Problem requirements: Please report, as a bare number, how many lines below include the string "icon".

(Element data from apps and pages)

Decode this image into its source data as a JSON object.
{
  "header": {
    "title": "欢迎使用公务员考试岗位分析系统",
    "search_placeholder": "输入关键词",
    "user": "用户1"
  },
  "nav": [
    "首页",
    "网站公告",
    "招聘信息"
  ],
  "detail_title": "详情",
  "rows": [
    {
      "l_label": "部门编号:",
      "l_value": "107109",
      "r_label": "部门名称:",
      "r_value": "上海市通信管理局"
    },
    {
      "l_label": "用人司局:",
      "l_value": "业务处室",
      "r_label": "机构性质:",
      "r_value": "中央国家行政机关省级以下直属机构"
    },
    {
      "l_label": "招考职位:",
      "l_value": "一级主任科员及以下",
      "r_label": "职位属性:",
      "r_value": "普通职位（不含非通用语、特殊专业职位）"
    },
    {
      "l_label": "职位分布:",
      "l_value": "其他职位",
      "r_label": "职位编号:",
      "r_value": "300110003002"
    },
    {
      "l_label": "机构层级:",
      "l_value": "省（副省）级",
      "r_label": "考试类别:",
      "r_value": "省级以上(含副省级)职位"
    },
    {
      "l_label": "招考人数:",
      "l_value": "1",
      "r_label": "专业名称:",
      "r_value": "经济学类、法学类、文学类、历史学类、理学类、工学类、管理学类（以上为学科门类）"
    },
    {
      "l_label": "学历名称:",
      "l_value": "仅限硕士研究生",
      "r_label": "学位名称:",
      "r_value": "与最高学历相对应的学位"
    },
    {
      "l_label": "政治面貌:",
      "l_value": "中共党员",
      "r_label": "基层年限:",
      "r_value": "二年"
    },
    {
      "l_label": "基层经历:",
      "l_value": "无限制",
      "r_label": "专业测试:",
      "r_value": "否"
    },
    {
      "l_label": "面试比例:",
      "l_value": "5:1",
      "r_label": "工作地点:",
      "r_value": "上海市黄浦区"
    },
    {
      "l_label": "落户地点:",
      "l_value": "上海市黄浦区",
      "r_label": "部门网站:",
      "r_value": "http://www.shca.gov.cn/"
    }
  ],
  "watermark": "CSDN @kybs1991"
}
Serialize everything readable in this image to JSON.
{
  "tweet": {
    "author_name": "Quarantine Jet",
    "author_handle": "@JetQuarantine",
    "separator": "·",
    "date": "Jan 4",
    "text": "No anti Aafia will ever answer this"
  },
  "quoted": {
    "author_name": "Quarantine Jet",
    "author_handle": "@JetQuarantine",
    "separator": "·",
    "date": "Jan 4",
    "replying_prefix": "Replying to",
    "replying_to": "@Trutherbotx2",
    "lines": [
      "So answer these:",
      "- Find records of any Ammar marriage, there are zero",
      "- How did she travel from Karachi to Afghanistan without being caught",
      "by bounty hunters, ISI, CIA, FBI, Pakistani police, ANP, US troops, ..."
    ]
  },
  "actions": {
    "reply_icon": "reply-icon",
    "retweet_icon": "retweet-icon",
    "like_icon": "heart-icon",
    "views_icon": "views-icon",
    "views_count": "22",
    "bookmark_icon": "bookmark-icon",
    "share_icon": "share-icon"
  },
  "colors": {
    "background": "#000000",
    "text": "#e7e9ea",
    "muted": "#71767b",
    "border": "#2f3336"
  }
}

Answer to the problem: 6